Work instructions = The answer must reproduce all of the data below exactly and contain no images.
==== Provided data ====
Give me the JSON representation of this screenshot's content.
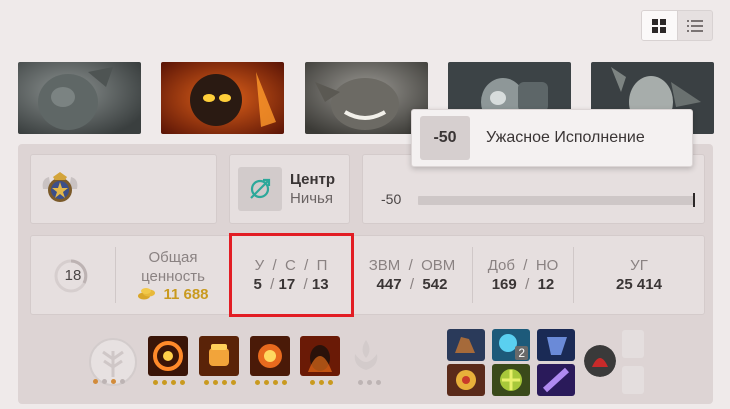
{
  "view_toggle": {
    "grid_icon": "grid-icon",
    "list_icon": "list-icon",
    "active": "grid"
  },
  "heroes": [
    {
      "name": "hero-portrait-1"
    },
    {
      "name": "hero-portrait-2"
    },
    {
      "name": "hero-portrait-3"
    },
    {
      "name": "hero-portrait-4"
    },
    {
      "name": "hero-portrait-5"
    }
  ],
  "lane": {
    "title": "Центр",
    "subtitle": "Ничья",
    "icon": "lane-target-icon"
  },
  "score": {
    "value": "-50",
    "fraction": 0.0
  },
  "tooltip": {
    "badge": "-50",
    "text": "Ужасное Исполнение"
  },
  "stats": {
    "level": "18",
    "net_worth_label_1": "Общая",
    "net_worth_label_2": "ценность",
    "net_worth": "11 688",
    "kda_label": {
      "k": "У",
      "d": "С",
      "a": "П",
      "sep": "/"
    },
    "kda": {
      "k": "5",
      "d": "17",
      "a": "13"
    },
    "xpm_label": "ЗВМ",
    "gpm_label": "ОВМ",
    "xpm": "447",
    "gpm": "542",
    "lh_label": "Доб",
    "dn_label": "НО",
    "lh": "169",
    "dn": "12",
    "dmg_label": "УГ",
    "dmg": "25 414"
  },
  "backpack_badge": "2",
  "colors": {
    "highlight": "#e21d24",
    "gold": "#c99a1f",
    "panel": "#ddd4d4"
  }
}
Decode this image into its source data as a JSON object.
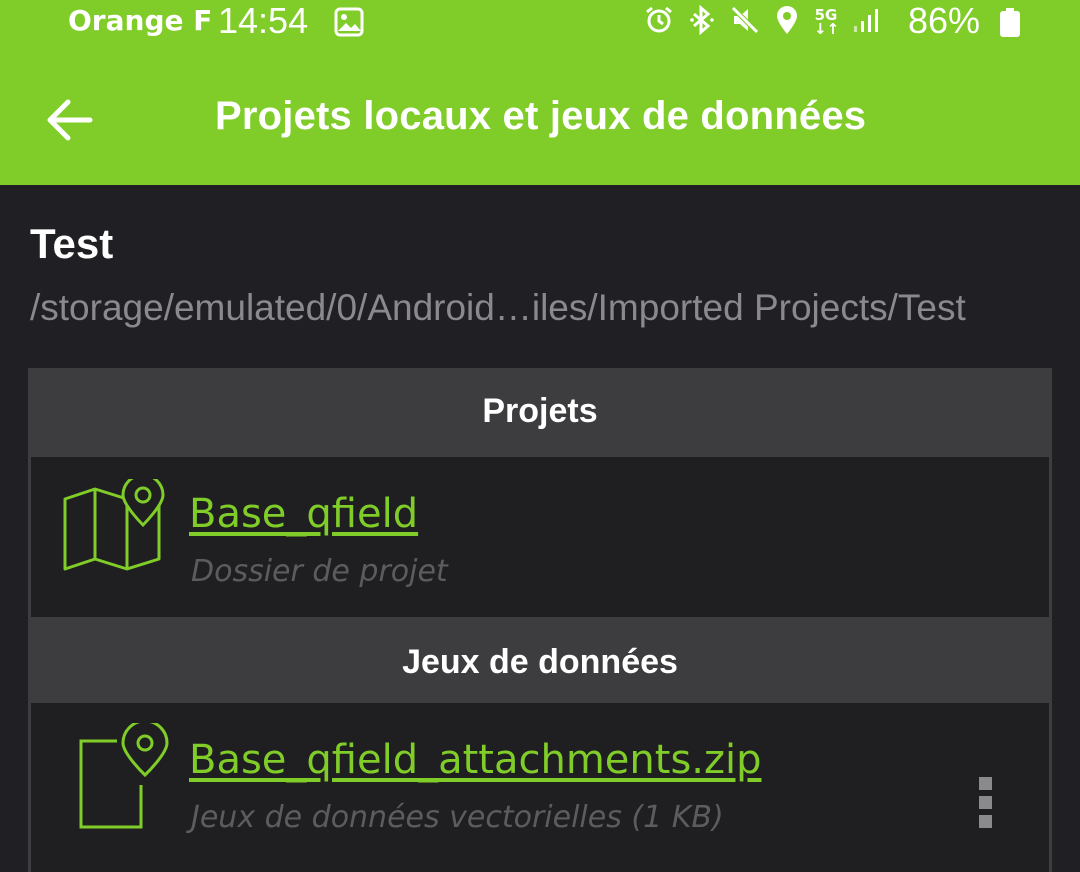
{
  "status_bar": {
    "carrier": "Orange F",
    "time": "14:54",
    "network": "5G",
    "battery": "86%",
    "icons": [
      "gallery-icon",
      "alarm-icon",
      "bluetooth-icon",
      "mute-icon",
      "location-icon",
      "network-5g-icon",
      "signal-icon",
      "battery-icon"
    ]
  },
  "toolbar": {
    "back_icon": "arrow-left-icon",
    "title": "Projets locaux et jeux de données"
  },
  "folder": {
    "name": "Test",
    "path": "/storage/emulated/0/Android…iles/Imported Projects/Test"
  },
  "sections": [
    {
      "header": "Projets",
      "items": [
        {
          "title": "Base_qfield",
          "subtitle": "Dossier de projet",
          "icon": "map-pin-icon"
        }
      ]
    },
    {
      "header": "Jeux de données",
      "items": [
        {
          "title": "Base_qfield_attachments.zip",
          "subtitle": "Jeux de données vectorielles (1 KB)",
          "icon": "file-pin-icon",
          "menu_icon": "more-vertical-icon"
        }
      ]
    }
  ],
  "colors": {
    "accent": "#80cc28",
    "background": "#202024",
    "section_header_bg": "#3d3d3f",
    "item_bg": "#1f1f21",
    "muted_text": "#8a8a8e"
  }
}
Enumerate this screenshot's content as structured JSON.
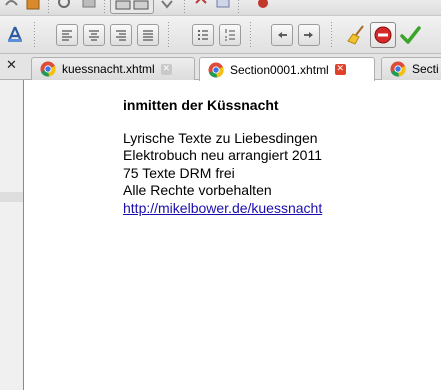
{
  "tabs": [
    {
      "label": "kuessnacht.xhtml",
      "active": false
    },
    {
      "label": "Section0001.xhtml",
      "active": true
    },
    {
      "label": "Secti",
      "active": false
    }
  ],
  "document": {
    "title": "inmitten der Küssnacht",
    "lines": [
      "Lyrische Texte zu Liebesdingen",
      "Elektrobuch neu arrangiert 2011",
      "75 Texte DRM frei",
      "Alle Rechte vorbehalten"
    ],
    "link": "http://mikelbower.de/kuessnacht"
  },
  "icons": {
    "toolbar": [
      "style-icon",
      "align-left-icon",
      "align-center-icon",
      "align-right-icon",
      "justify-icon",
      "bullet-list-icon",
      "numbered-list-icon",
      "decrease-indent-icon",
      "increase-indent-icon",
      "cleanup-broom-icon",
      "stop-icon",
      "validate-check-icon"
    ],
    "tab": "chrome-icon"
  },
  "colors": {
    "link": "#1a0dab",
    "close_active": "#e0402c",
    "validate": "#3aa52a"
  }
}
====
Result for this exercise =
Give me the JSON representation of this screenshot's content.
{
  "view_toggle": {
    "grid_icon": "grid-icon",
    "list_icon": "list-icon",
    "active": "grid"
  },
  "heroes": [
    {
      "name": "hero-portrait-1"
    },
    {
      "name": "hero-portrait-2"
    },
    {
      "name": "hero-portrait-3"
    },
    {
      "name": "hero-portrait-4"
    },
    {
      "name": "hero-portrait-5"
    }
  ],
  "lane": {
    "title": "Центр",
    "subtitle": "Ничья",
    "icon": "lane-target-icon"
  },
  "score": {
    "value": "-50",
    "fraction": 0.0
  },
  "tooltip": {
    "badge": "-50",
    "text": "Ужасное Исполнение"
  },
  "stats": {
    "level": "18",
    "net_worth_label_1": "Общая",
    "net_worth_label_2": "ценность",
    "net_worth": "11 688",
    "kda_label": {
      "k": "У",
      "d": "С",
      "a": "П",
      "sep": "/"
    },
    "kda": {
      "k": "5",
      "d": "17",
      "a": "13"
    },
    "xpm_label": "ЗВМ",
    "gpm_label": "ОВМ",
    "xpm": "447",
    "gpm": "542",
    "lh_label": "Доб",
    "dn_label": "НО",
    "lh": "169",
    "dn": "12",
    "dmg_label": "УГ",
    "dmg": "25 414"
  },
  "backpack_badge": "2",
  "colors": {
    "highlight": "#e21d24",
    "gold": "#c99a1f",
    "panel": "#ddd4d4"
  }
}
Decode this image into its source data as a JSON object.
{
  "status_bar": {
    "carrier": "Orange F",
    "time": "14:54",
    "network": "5G",
    "battery": "86%",
    "icons": [
      "gallery-icon",
      "alarm-icon",
      "bluetooth-icon",
      "mute-icon",
      "location-icon",
      "network-5g-icon",
      "signal-icon",
      "battery-icon"
    ]
  },
  "toolbar": {
    "back_icon": "arrow-left-icon",
    "title": "Projets locaux et jeux de données"
  },
  "folder": {
    "name": "Test",
    "path": "/storage/emulated/0/Android…iles/Imported Projects/Test"
  },
  "sections": [
    {
      "header": "Projets",
      "items": [
        {
          "title": "Base_qfield",
          "subtitle": "Dossier de projet",
          "icon": "map-pin-icon"
        }
      ]
    },
    {
      "header": "Jeux de données",
      "items": [
        {
          "title": "Base_qfield_attachments.zip",
          "subtitle": "Jeux de données vectorielles (1 KB)",
          "icon": "file-pin-icon",
          "menu_icon": "more-vertical-icon"
        }
      ]
    }
  ],
  "colors": {
    "accent": "#80cc28",
    "background": "#202024",
    "section_header_bg": "#3d3d3f",
    "item_bg": "#1f1f21",
    "muted_text": "#8a8a8e"
  }
}
Enumerate this screenshot's content as structured JSON.
{
  "tabs": [
    {
      "label": "kuessnacht.xhtml",
      "active": false
    },
    {
      "label": "Section0001.xhtml",
      "active": true
    },
    {
      "label": "Secti",
      "active": false
    }
  ],
  "document": {
    "title": "inmitten der Küssnacht",
    "lines": [
      "Lyrische Texte zu Liebesdingen",
      "Elektrobuch neu arrangiert 2011",
      "75 Texte DRM frei",
      "Alle Rechte vorbehalten"
    ],
    "link": "http://mikelbower.de/kuessnacht"
  },
  "icons": {
    "toolbar": [
      "style-icon",
      "align-left-icon",
      "align-center-icon",
      "align-right-icon",
      "justify-icon",
      "bullet-list-icon",
      "numbered-list-icon",
      "decrease-indent-icon",
      "increase-indent-icon",
      "cleanup-broom-icon",
      "stop-icon",
      "validate-check-icon"
    ],
    "tab": "chrome-icon"
  },
  "colors": {
    "link": "#1a0dab",
    "close_active": "#e0402c",
    "validate": "#3aa52a"
  }
}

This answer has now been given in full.